The Duluth school district Tuesday released three possible scenarios for upcoming boundary changes.
The public has a chance to comment on the three scenarios, which will be used to create one final option for board approval, by attending one of two community meetings scheduled for Wednesday, Jan. 22, at East High School at 6 p.m. and Thursday, Jan. 23, at Denfeld High School at 6 p.m.
Those who are unable to attend the meetings can give their opinions on the scenarios through a survey, which can be found at surveymonkey.com/r/ISD709. The survey closes Feb. 3 at 8 a.m.
Residents can find out how each scenario affects them by visiting myschoollocation.com/isd709scenarios and entering their address.
Most school districts will change their internal boundaries every two to three years to adjust to changing populations. Duluth has not changed its boundaries in 10 years, which has resulted in eastern schools becoming overpopulated.
Congdon Elementary School is currently the most overpopulated school, sitting at 108.8% of its capacity, while Stowe Elementary School on the most western reaches of the district is only at 50.9% capacity.
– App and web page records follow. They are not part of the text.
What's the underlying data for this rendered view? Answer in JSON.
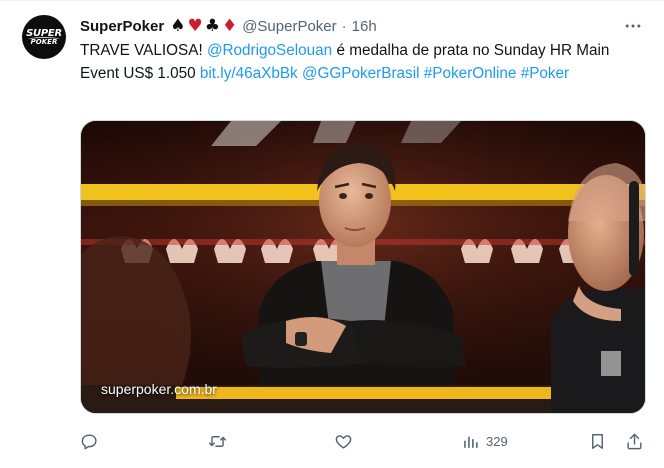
{
  "author": {
    "name": "SuperPoker",
    "handle": "@SuperPoker",
    "separator": "·",
    "time": "16h",
    "avatar_text_top": "SUPER",
    "avatar_text_bottom": "POKER",
    "name_suits": [
      "♠",
      "♥",
      "♣",
      "♦"
    ]
  },
  "tweet": {
    "text_plain_1": "TRAVE VALIOSA! ",
    "mention_player": "@RodrigoSelouan",
    "text_plain_2": " é medalha de prata no Sunday HR Main Event US$ 1.050 ",
    "link": "bit.ly/46aXbBk",
    "text_space_1": " ",
    "mention_brand": "@GGPokerBrasil",
    "text_space_2": " ",
    "hashtag_1": "#PokerOnline",
    "text_space_3": " ",
    "hashtag_2": "#Poker"
  },
  "media": {
    "watermark": "superpoker.com.br"
  },
  "actions": {
    "reply_icon": "reply-icon",
    "retweet_icon": "retweet-icon",
    "like_icon": "like-icon",
    "views_icon": "views-icon",
    "views_count": "329",
    "bookmark_icon": "bookmark-icon",
    "share_icon": "share-icon"
  },
  "colors": {
    "link": "#1d9bf0",
    "muted": "#536471",
    "text": "#0f1419",
    "suit_red": "#c9202f"
  }
}
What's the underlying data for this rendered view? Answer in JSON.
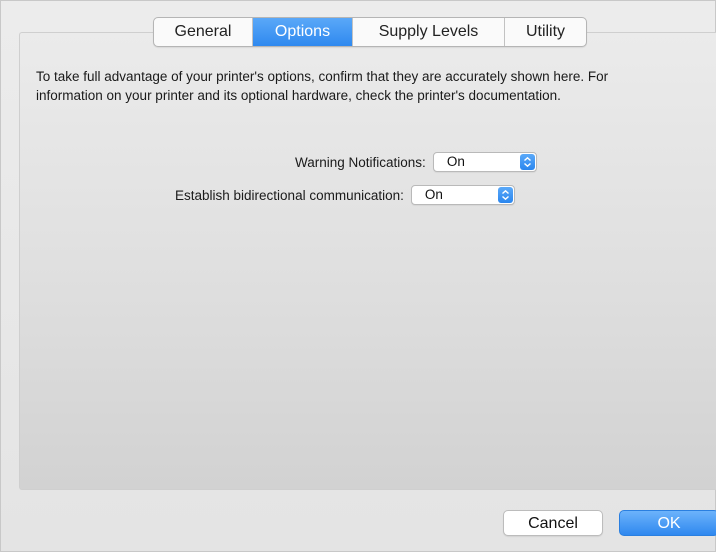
{
  "tabs": [
    {
      "label": "General",
      "active": false
    },
    {
      "label": "Options",
      "active": true
    },
    {
      "label": "Supply Levels",
      "active": false
    },
    {
      "label": "Utility",
      "active": false
    }
  ],
  "description": "To take full advantage of your printer's options, confirm that they are accurately shown here. For information on your printer and its optional hardware, check the printer's documentation.",
  "options": [
    {
      "label": "Warning Notifications:",
      "value": "On"
    },
    {
      "label": "Establish bidirectional communication:",
      "value": "On"
    }
  ],
  "buttons": {
    "cancel": "Cancel",
    "ok": "OK"
  },
  "colors": {
    "accent": "#3b92f2",
    "background": "#e6e6e6"
  },
  "icons": {
    "select_stepper": "up-down-chevron-icon"
  }
}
Scenario 1 offers the most dramatic changes in an attempt to balance enrollment and demographics between east and west schools.
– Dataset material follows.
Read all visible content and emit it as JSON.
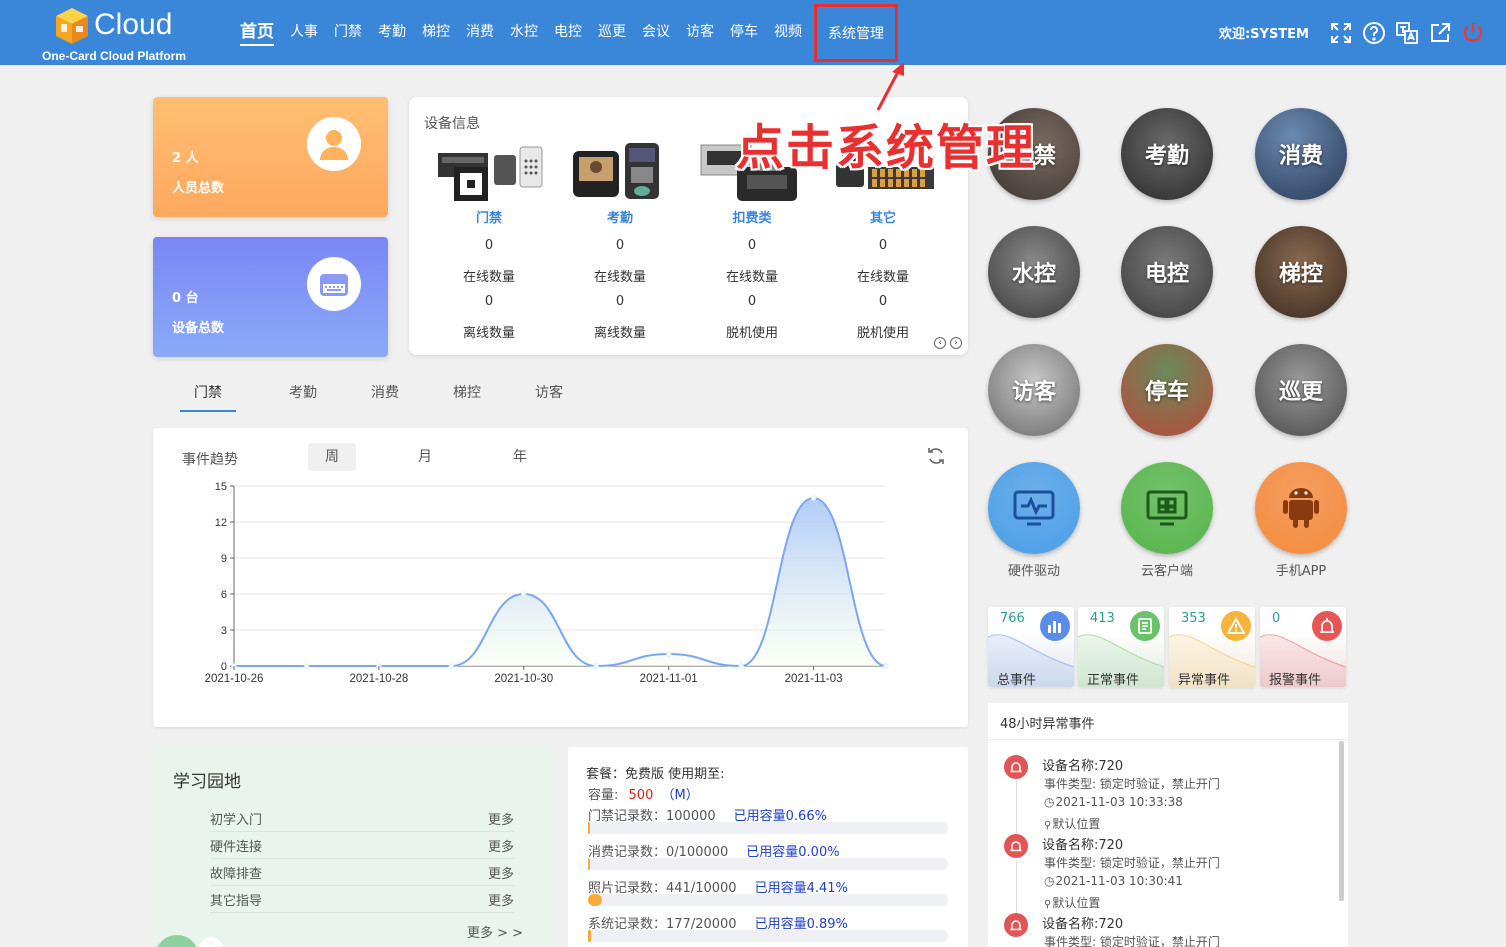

In this scenario, Lowell Elementary School would become a language immersion-only school. Students living within its current boundaries would be split up between Homecroft, Myers-Wilkins and Piedmont elementary schools.
In this scenario, Congdon would drop to 91.2% in capacity utilization and Stowe would increase to 68.5% by absorbing some Laura MacArthur Elementary students. Homecroft Elementary School would have the highest capacity utilization at 97.2%, which is due to some of Lester Park Elementary Schools’ students moving to Lakewood.
Currently, Lowell and Myers-Wilkins students are each split between Denfeld and East high schools. Scenario 1 would get rid of these splits, with Myers-Wilkins students feeding toward eastern schools. It would also change Homecroft, so instead of feeding into East, those students would feed into Denfeld. Because Lowell would be an immersion-only school in this scenario, those students would feed into their assigned schools based on their address.
This scenario would make the middle and high schools more balanced in enrollment and demographics.
Scenario 2 offers the least amount of change. It would keep Lowell a neighborhood school and move its Ojibwe immersion program to Stowe.
The scenario would still drop enrollment at Congdon, bringing capacity utilization down to 94.9%. It would also raise Stowe’s capacity utilization to 76% by absorbing the Ojibwe immersion students and some Laura MacArthur students.
In this scenario, Lakewood would also absorb even more students from Lester Park than Scenario 1 and would even absorb some Homecroft students.
Homecroft would feed into the same middle and high schools.
Enrollment between the middle and high schools would be balanced, but the demographics would not be balanced.
Scenario 3 is more of a middle-ground option compared to the other two. In this scenario, Lowell would remain as-is, with both Spanish and Ojibwe immersion programs occupying the school alongside traditional students, though some traditional students would be moved to either Congdon or Piedmont.
This scenario would also make a change so Homecroft would feed into the western middle and high schools and have 100% of Myers-Wilkins feed into the eastern middle and high schools. Lowell would continue to be split, with a majority of students going to the western middle and high schools.
Stowe would absorb the same amount of Laura MacArthur students as Scenario 2. Lakewood would absorb about the same amount of Lester Park students, though Lakewood would not absorb any Homecroft students.
Some Congdon students would be reassigned to Lowell and Myers-Wilkins, while the Congdon boundaries would absorb a chunk of Lester Park students. In this scenario, a small area east of Northland Country Club and north of Superior Street would be assigned to Congdon instead of Lester Park.
Enrollment and demographics would be more balanced in middle and high schools.
After the comment period from the public, consultant firm Cooperative Strategies would take all the feedback and create final recommendations to bring to the Duluth School Board for final approval in either late February or early March. The implementation of the boundary changes would be decided by the board with the help of administration.
Superintendent Bill Gronseth has said in the past that if the board approves the boundary changes this school year, it doesn't necessarily mean it will affect all the students starting next school year as there are many items and situations to consider.
For more information on the boundary study and to see all the scenarios put forward in the past, visit isd709.org/district/isd-709-boundary-project.